> _Exercise goal_:
Copy the lines below that contain "View".

(Dataset rows describing interfaces)

::::::::

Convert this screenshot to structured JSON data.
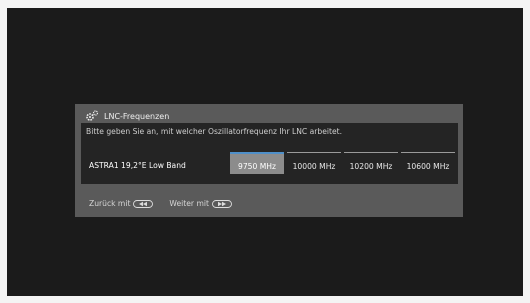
{
  "dialog": {
    "title": "LNC-Frequenzen",
    "title_icon": "gear-icon",
    "prompt": "Bitte geben Sie an, mit welcher Oszillatorfrequenz Ihr LNC arbeitet.",
    "satellite_label": "ASTRA1 19,2°E Low Band",
    "frequencies": [
      "9750 MHz",
      "10000 MHz",
      "10200 MHz",
      "10600 MHz"
    ],
    "selected_frequency": "9750 MHz"
  },
  "footer": {
    "back_label": "Zurück mit",
    "back_icon": "rewind-button-icon",
    "next_label": "Weiter mit",
    "next_icon": "fast-forward-button-icon"
  },
  "colors": {
    "screen_bg": "#1b1b1b",
    "dialog_bg": "#5a5a5a",
    "panel_bg": "#242424",
    "selected_bg": "#8c8c8c",
    "accent": "#4f8fc8"
  }
}
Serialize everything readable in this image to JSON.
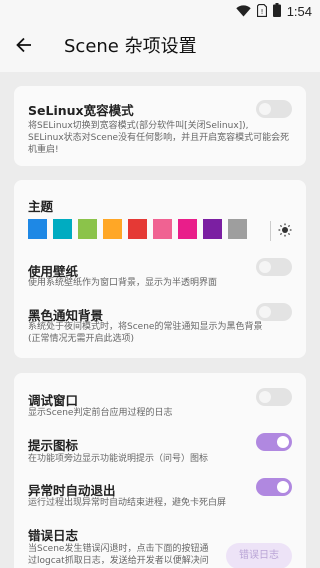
{
  "status": {
    "time": "1:54",
    "icons": [
      "wifi-icon",
      "sim-no-signal-icon",
      "battery-icon"
    ]
  },
  "appbar": {
    "title": "Scene 杂项设置",
    "back_icon": "arrow-back-icon"
  },
  "selinux": {
    "title": "SeLinux宽容模式",
    "desc_line1": "将SELinux切换到宽容模式(部分软件叫[关闭Selinux]),",
    "desc_line2": "SELinux状态对Scene没有任何影响，并且开启宽容模式可能会死机重启!",
    "enabled": false
  },
  "theme": {
    "title": "主题",
    "colors": [
      "#1e88e5",
      "#00acc1",
      "#8bc34a",
      "#ffa726",
      "#e53935",
      "#f06292",
      "#e91e8a",
      "#7b1fa2",
      "#9e9e9e"
    ],
    "light_mode_icon": "brightness-icon",
    "wallpaper": {
      "title": "使用壁纸",
      "desc": "使用系统壁纸作为窗口背景，显示为半透明界面",
      "enabled": false
    },
    "dark_notify": {
      "title": "黑色通知背景",
      "desc_line1": "系统处于夜间模式时，将Scene的常驻通知显示为黑色背景",
      "desc_line2": "(正常情况无需开启此选项)",
      "enabled": false
    }
  },
  "debug": {
    "debug_window": {
      "title": "调试窗口",
      "desc": "显示Scene判定前台应用过程的日志",
      "enabled": false
    },
    "hint_icon": {
      "title": "提示图标",
      "desc": "在功能项旁边显示功能说明提示（问号）图标",
      "enabled": true
    },
    "auto_exit": {
      "title": "异常时自动退出",
      "desc": "运行过程出现异常时自动结束进程，避免卡死白屏",
      "enabled": true
    },
    "error_log": {
      "title": "错误日志",
      "desc_line1": "当Scene发生错误闪退时，点击下面的按钮通",
      "desc_line2": "过logcat抓取日志，发送给开发者以便解决问",
      "button_label": "错误日志"
    }
  }
}
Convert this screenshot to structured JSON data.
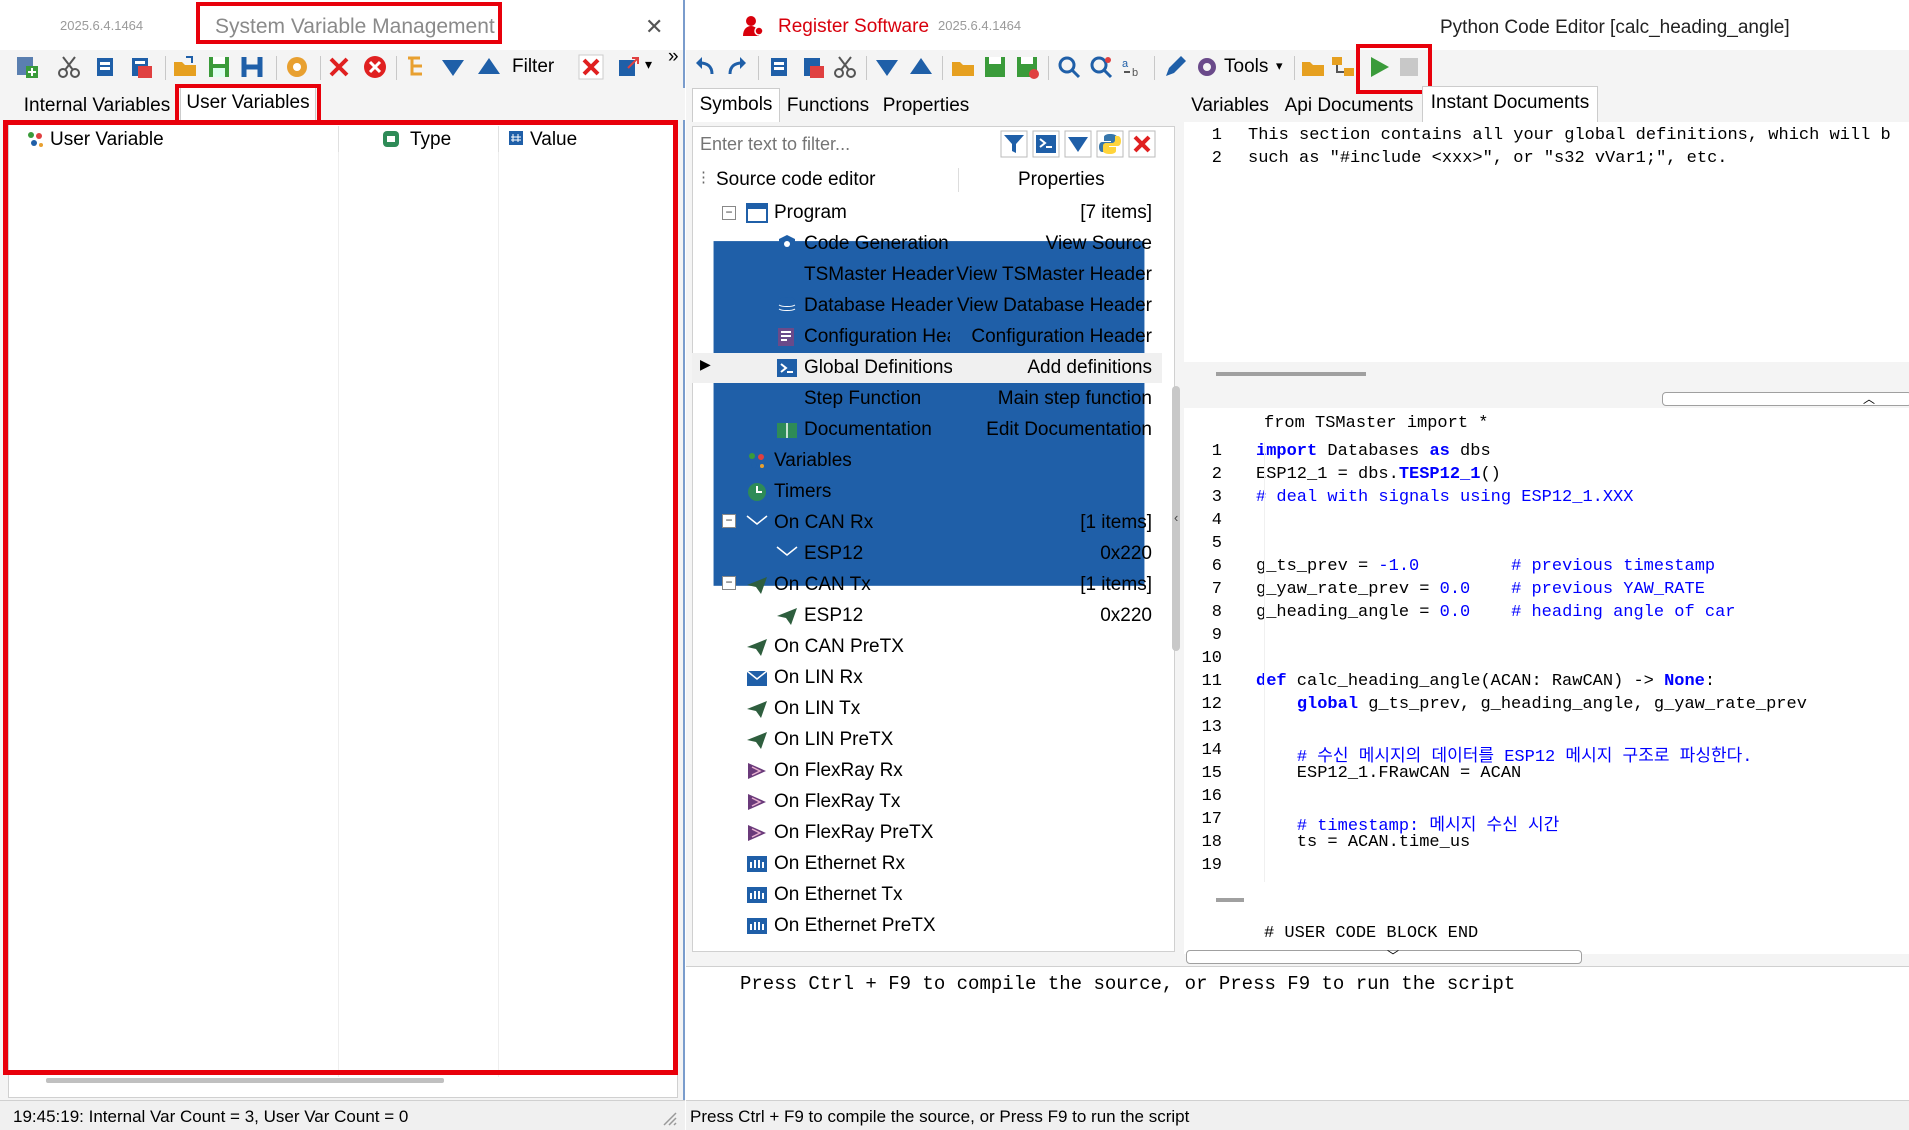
{
  "left": {
    "version": "2025.6.4.1464",
    "title": "System Variable Management",
    "close_glyph": "✕",
    "filter_label": "Filter",
    "overflow_glyph": "»",
    "tabs": [
      "Internal Variables",
      "User Variables"
    ],
    "columns": [
      "User Variable",
      "Type",
      "Value"
    ],
    "status": "19:45:19: Internal Var Count = 3, User Var Count = 0"
  },
  "right": {
    "register_label": "Register Software",
    "version": "2025.6.4.1464",
    "title": "Python Code Editor [calc_heading_angle]",
    "tools_label": "Tools",
    "symbol_tabs": [
      "Symbols",
      "Functions",
      "Properties"
    ],
    "doc_tabs": [
      "Variables",
      "Api Documents",
      "Instant Documents"
    ],
    "filter_placeholder": "Enter text to filter...",
    "tree_header": [
      "Source code editor",
      "Properties"
    ],
    "tree": [
      {
        "label": "Program",
        "right": "[7 items]",
        "icon": "program-icon"
      },
      {
        "label": "Code Generation",
        "right": "View Source",
        "icon": "gear-icon"
      },
      {
        "label": "TSMaster Header",
        "right": "View TSMaster Header",
        "icon": "h-icon"
      },
      {
        "label": "Database Header",
        "right": "View Database Header",
        "icon": "database-icon"
      },
      {
        "label": "Configuration Header",
        "right": "Configuration Header",
        "icon": "config-icon"
      },
      {
        "label": "Global Definitions",
        "right": "Add definitions",
        "icon": "powershell-icon"
      },
      {
        "label": "Step Function",
        "right": "Main step function",
        "icon": "triangle-down-icon"
      },
      {
        "label": "Documentation",
        "right": "Edit Documentation",
        "icon": "book-icon"
      },
      {
        "label": "Variables",
        "right": "",
        "icon": "variables-icon"
      },
      {
        "label": "Timers",
        "right": "",
        "icon": "clock-icon"
      },
      {
        "label": "On CAN Rx",
        "right": "[1 items]",
        "icon": "mail-icon"
      },
      {
        "label": "ESP12",
        "right": "0x220",
        "icon": "mail-icon"
      },
      {
        "label": "On CAN Tx",
        "right": "[1 items]",
        "icon": "send-icon"
      },
      {
        "label": "ESP12",
        "right": "0x220",
        "icon": "send-icon"
      },
      {
        "label": "On CAN PreTX",
        "right": "",
        "icon": "send-icon"
      },
      {
        "label": "On LIN Rx",
        "right": "",
        "icon": "mail-icon"
      },
      {
        "label": "On LIN Tx",
        "right": "",
        "icon": "send-icon"
      },
      {
        "label": "On LIN PreTX",
        "right": "",
        "icon": "send-icon"
      },
      {
        "label": "On FlexRay Rx",
        "right": "",
        "icon": "flexray-icon"
      },
      {
        "label": "On FlexRay Tx",
        "right": "",
        "icon": "flexray-icon"
      },
      {
        "label": "On FlexRay PreTX",
        "right": "",
        "icon": "flexray-icon"
      },
      {
        "label": "On Ethernet Rx",
        "right": "",
        "icon": "ethernet-icon"
      },
      {
        "label": "On Ethernet Tx",
        "right": "",
        "icon": "ethernet-icon"
      },
      {
        "label": "On Ethernet PreTX",
        "right": "",
        "icon": "ethernet-icon"
      }
    ],
    "instant_doc": {
      "line1": "This section contains all your global definitions, which will b",
      "line2": "such as \"#include <xxx>\", or \"s32 vVar1;\", etc."
    },
    "code_header": "from TSMaster import *",
    "code_footer": "# USER CODE BLOCK END",
    "code": [
      "import Databases as dbs",
      "ESP12_1 = dbs.TESP12_1()",
      "# deal with signals using ESP12_1.XXX",
      "",
      "",
      "g_ts_prev = -1.0         # previous timestamp",
      "g_yaw_rate_prev = 0.0    # previous YAW_RATE",
      "g_heading_angle = 0.0    # heading angle of car",
      "",
      "",
      "def calc_heading_angle(ACAN: RawCAN) -> None:",
      "    global g_ts_prev, g_heading_angle, g_yaw_rate_prev",
      "",
      "    # 수신 메시지의 데이터를 ESP12 메시지 구조로 파싱한다.",
      "    ESP12_1.FRawCAN = ACAN",
      "",
      "    # timestamp: 메시지 수신 시간",
      "    ts = ACAN.time_us",
      ""
    ],
    "output": "Press Ctrl + F9 to compile the source, or Press F9 to run the script",
    "status": "Press Ctrl + F9 to compile the source, or Press F9 to run the script"
  },
  "colors": {
    "highlight": "#e8000b",
    "accent": "#1f5fa8",
    "register": "#d8000c"
  }
}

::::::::

> _The completed task_:
        "right": "View Source",
        "right": "View TSMaster Header",
        "right": "View Database Header",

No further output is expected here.